▶ _WHAT TO WORK ON_
In the answer, give only the lines from the one containing "Parse this screenshot: output" to the end of the listing below, each reproduced word for word.

▶ _SUPPLIED ENTRIES_

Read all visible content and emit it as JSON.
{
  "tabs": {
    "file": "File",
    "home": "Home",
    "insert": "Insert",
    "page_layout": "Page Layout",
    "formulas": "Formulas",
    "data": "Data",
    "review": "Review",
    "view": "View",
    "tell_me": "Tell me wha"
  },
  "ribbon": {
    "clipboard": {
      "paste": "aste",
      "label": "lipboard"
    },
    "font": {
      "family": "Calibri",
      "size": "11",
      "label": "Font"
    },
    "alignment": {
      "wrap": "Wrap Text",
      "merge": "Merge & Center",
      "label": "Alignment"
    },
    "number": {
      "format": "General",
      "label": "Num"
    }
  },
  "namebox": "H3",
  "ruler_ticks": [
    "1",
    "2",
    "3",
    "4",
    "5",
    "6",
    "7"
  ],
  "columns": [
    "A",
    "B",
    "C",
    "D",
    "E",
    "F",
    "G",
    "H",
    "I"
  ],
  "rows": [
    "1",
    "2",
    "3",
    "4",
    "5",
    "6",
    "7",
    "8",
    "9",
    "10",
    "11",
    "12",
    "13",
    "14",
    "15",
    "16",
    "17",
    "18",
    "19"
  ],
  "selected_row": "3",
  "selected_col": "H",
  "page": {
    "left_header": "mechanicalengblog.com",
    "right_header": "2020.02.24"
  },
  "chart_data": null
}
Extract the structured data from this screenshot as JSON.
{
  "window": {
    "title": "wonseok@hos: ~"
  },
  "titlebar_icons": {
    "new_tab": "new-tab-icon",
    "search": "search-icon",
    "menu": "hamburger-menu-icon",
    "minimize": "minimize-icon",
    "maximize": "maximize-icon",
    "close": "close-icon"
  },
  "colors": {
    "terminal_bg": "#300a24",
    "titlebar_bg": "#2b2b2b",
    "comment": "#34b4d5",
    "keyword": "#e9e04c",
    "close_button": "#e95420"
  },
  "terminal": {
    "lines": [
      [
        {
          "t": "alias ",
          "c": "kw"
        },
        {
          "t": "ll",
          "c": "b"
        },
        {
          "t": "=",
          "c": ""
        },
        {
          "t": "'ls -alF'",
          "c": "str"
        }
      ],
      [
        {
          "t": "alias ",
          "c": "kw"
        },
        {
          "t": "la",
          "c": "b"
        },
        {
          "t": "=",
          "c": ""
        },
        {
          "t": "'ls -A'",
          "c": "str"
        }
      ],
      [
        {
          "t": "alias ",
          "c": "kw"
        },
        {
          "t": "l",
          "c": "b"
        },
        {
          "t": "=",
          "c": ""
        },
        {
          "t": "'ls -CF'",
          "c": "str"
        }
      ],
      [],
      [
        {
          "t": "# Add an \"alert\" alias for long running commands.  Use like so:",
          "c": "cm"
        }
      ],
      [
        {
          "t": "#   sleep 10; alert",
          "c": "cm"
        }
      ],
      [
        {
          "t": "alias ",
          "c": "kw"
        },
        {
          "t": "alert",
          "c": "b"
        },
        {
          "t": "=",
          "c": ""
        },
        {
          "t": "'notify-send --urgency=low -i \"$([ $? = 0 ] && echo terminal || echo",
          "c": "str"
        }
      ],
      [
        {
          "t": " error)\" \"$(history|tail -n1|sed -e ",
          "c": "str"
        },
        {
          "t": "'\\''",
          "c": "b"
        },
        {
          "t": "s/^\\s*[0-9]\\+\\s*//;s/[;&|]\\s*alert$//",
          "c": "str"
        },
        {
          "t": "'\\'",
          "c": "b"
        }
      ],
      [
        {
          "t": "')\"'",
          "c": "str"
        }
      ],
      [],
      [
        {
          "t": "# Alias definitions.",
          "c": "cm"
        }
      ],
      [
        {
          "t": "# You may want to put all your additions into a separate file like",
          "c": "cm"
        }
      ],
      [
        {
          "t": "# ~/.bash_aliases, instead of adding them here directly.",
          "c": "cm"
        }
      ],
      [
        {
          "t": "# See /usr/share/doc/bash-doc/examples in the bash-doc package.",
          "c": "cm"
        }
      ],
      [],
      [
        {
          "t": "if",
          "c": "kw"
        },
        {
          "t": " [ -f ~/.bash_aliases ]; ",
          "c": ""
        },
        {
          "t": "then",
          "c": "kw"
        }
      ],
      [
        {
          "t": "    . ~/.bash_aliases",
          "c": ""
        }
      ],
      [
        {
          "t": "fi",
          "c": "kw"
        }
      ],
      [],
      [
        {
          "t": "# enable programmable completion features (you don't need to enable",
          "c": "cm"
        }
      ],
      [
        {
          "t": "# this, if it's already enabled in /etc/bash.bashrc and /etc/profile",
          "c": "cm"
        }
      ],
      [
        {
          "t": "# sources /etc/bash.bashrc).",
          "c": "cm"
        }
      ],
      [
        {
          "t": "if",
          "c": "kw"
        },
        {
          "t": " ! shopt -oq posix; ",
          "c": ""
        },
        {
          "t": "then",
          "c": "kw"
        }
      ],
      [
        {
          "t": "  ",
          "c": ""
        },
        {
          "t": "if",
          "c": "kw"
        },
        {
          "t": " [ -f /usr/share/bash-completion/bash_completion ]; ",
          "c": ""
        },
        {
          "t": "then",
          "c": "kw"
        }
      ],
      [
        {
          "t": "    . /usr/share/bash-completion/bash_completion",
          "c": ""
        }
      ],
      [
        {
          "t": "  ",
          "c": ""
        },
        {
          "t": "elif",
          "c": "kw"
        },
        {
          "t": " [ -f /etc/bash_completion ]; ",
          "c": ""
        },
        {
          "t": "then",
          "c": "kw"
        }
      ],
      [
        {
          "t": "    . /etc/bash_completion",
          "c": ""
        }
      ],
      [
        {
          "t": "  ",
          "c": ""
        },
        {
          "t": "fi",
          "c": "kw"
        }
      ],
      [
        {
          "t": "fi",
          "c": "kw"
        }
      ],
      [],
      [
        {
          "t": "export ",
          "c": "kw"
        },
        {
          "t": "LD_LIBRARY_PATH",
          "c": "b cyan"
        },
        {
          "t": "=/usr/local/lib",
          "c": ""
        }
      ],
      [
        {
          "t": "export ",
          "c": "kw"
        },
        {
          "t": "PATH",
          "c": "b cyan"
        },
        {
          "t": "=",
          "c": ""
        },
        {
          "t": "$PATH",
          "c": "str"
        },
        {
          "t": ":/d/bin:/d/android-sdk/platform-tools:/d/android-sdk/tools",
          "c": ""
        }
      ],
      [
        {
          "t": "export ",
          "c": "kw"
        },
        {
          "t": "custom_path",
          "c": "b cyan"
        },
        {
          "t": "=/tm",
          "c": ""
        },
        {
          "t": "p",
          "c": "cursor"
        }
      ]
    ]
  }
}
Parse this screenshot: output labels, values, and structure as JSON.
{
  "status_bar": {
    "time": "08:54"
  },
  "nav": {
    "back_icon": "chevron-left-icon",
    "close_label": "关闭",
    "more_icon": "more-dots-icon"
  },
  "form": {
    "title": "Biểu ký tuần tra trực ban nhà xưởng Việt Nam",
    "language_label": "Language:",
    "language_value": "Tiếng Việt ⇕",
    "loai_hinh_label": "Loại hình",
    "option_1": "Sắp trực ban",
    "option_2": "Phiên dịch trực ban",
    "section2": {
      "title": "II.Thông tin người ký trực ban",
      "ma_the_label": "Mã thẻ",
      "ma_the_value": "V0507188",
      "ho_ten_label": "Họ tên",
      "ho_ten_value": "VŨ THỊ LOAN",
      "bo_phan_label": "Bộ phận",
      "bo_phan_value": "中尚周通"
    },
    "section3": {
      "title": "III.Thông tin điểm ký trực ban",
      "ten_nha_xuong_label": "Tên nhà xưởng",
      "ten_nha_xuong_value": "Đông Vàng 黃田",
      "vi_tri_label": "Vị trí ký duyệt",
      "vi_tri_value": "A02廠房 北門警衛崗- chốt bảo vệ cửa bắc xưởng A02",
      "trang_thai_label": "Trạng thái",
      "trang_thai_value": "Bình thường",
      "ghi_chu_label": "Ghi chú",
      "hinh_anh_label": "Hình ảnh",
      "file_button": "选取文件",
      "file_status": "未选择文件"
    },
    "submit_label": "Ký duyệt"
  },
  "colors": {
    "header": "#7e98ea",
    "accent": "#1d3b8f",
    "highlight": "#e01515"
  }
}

▶ _REPLY TO THE TASK_
Parse this screenshot: output labels, values, and structure as JSON.
{
  "status_bar": {
    "time": "08:54"
  },
  "nav": {
    "back_icon": "chevron-left-icon",
    "close_label": "关闭",
    "more_icon": "more-dots-icon"
  },
  "form": {
    "title": "Biểu ký tuần tra trực ban nhà xưởng Việt Nam",
    "language_label": "Language:",
    "language_value": "Tiếng Việt ⇕",
    "loai_hinh_label": "Loại hình",
    "option_1": "Sắp trực ban",
    "option_2": "Phiên dịch trực ban",
    "section2": {
      "title": "II.Thông tin người ký trực ban",
      "ma_the_label": "Mã thẻ",
      "ma_the_value": "V0507188",
      "ho_ten_label": "Họ tên",
      "ho_ten_value": "VŨ THỊ LOAN",
      "bo_phan_label": "Bộ phận",
      "bo_phan_value": "中尚周通"
    },
    "section3": {
      "title": "III.Thông tin điểm ký trực ban",
      "ten_nha_xuong_label": "Tên nhà xưởng",
      "ten_nha_xuong_value": "Đông Vàng 黃田",
      "vi_tri_label": "Vị trí ký duyệt",
      "vi_tri_value": "A02廠房 北門警衛崗- chốt bảo vệ cửa bắc xưởng A02",
      "trang_thai_label": "Trạng thái",
      "trang_thai_value": "Bình thường",
      "ghi_chu_label": "Ghi chú",
      "hinh_anh_label": "Hình ảnh",
      "file_button": "选取文件",
      "file_status": "未选择文件"
    },
    "submit_label": "Ký duyệt"
  },
  "colors": {
    "header": "#7e98ea",
    "accent": "#1d3b8f",
    "highlight": "#e01515"
  }
}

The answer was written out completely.